What to work on:
What is needed is an exact copy of every entry below, with the pictures left out.

[[ Material for the task, beginning ]]

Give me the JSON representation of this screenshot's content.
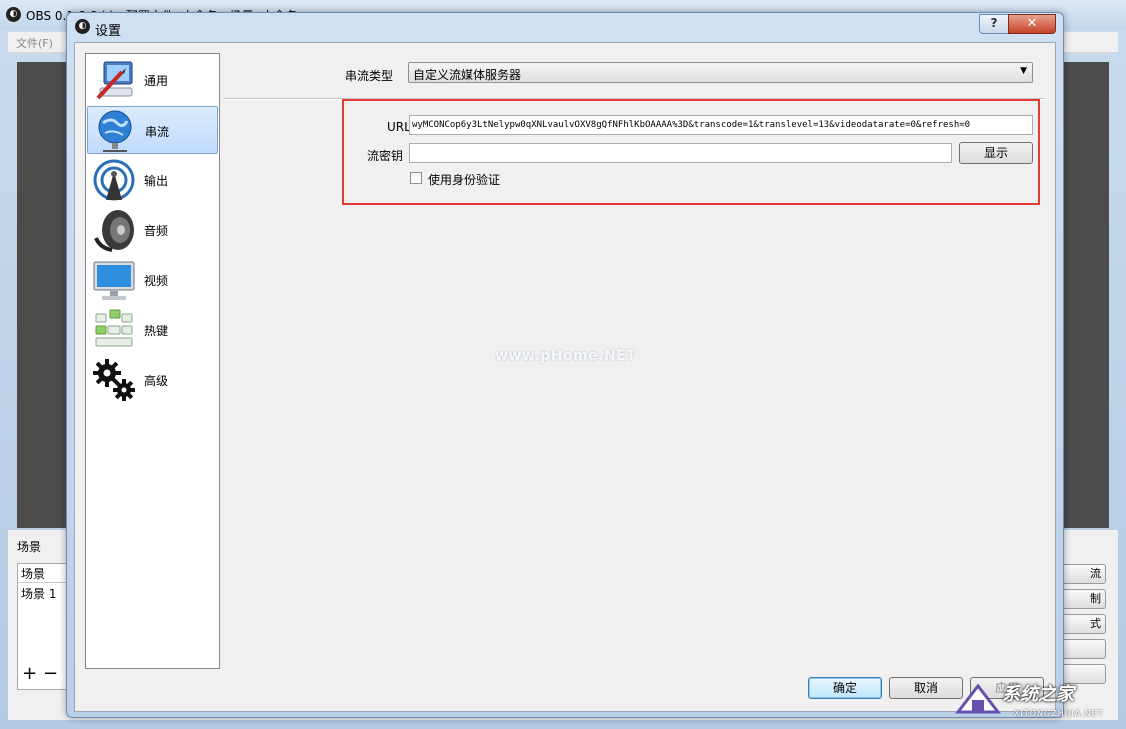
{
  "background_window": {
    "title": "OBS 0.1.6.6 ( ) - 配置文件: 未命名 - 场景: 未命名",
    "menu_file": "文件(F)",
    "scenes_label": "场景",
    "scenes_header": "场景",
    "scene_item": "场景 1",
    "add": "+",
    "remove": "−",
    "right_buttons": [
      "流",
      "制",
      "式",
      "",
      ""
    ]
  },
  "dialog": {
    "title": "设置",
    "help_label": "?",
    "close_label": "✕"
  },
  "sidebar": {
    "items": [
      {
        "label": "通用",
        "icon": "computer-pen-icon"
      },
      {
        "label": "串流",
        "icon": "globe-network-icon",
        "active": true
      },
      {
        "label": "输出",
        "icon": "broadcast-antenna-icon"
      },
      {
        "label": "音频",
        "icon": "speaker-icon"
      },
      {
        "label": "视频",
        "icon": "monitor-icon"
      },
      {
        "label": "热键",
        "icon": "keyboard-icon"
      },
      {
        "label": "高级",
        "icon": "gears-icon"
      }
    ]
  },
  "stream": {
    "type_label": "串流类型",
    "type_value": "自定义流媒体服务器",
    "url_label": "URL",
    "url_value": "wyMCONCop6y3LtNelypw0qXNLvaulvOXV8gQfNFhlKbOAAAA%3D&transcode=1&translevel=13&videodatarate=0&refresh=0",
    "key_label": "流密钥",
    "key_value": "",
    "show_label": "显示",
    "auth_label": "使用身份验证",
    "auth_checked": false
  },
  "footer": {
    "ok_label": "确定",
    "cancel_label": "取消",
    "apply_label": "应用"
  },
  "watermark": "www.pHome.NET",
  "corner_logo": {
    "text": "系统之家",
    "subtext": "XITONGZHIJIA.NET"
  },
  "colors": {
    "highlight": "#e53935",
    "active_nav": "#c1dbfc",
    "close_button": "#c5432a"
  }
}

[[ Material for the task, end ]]

Answer space:
Give me the JSON representation of this screenshot's content.
{
  "background_window": {
    "title": "OBS 0.1.6.6 ( ) - 配置文件: 未命名 - 场景: 未命名",
    "menu_file": "文件(F)",
    "scenes_label": "场景",
    "scenes_header": "场景",
    "scene_item": "场景 1",
    "add": "+",
    "remove": "−",
    "right_buttons": [
      "流",
      "制",
      "式",
      "",
      ""
    ]
  },
  "dialog": {
    "title": "设置",
    "help_label": "?",
    "close_label": "✕"
  },
  "sidebar": {
    "items": [
      {
        "label": "通用",
        "icon": "computer-pen-icon"
      },
      {
        "label": "串流",
        "icon": "globe-network-icon",
        "active": true
      },
      {
        "label": "输出",
        "icon": "broadcast-antenna-icon"
      },
      {
        "label": "音频",
        "icon": "speaker-icon"
      },
      {
        "label": "视频",
        "icon": "monitor-icon"
      },
      {
        "label": "热键",
        "icon": "keyboard-icon"
      },
      {
        "label": "高级",
        "icon": "gears-icon"
      }
    ]
  },
  "stream": {
    "type_label": "串流类型",
    "type_value": "自定义流媒体服务器",
    "url_label": "URL",
    "url_value": "wyMCONCop6y3LtNelypw0qXNLvaulvOXV8gQfNFhlKbOAAAA%3D&transcode=1&translevel=13&videodatarate=0&refresh=0",
    "key_label": "流密钥",
    "key_value": "",
    "show_label": "显示",
    "auth_label": "使用身份验证",
    "auth_checked": false
  },
  "footer": {
    "ok_label": "确定",
    "cancel_label": "取消",
    "apply_label": "应用"
  },
  "watermark": "www.pHome.NET",
  "corner_logo": {
    "text": "系统之家",
    "subtext": "XITONGZHIJIA.NET"
  },
  "colors": {
    "highlight": "#e53935",
    "active_nav": "#c1dbfc",
    "close_button": "#c5432a"
  }
}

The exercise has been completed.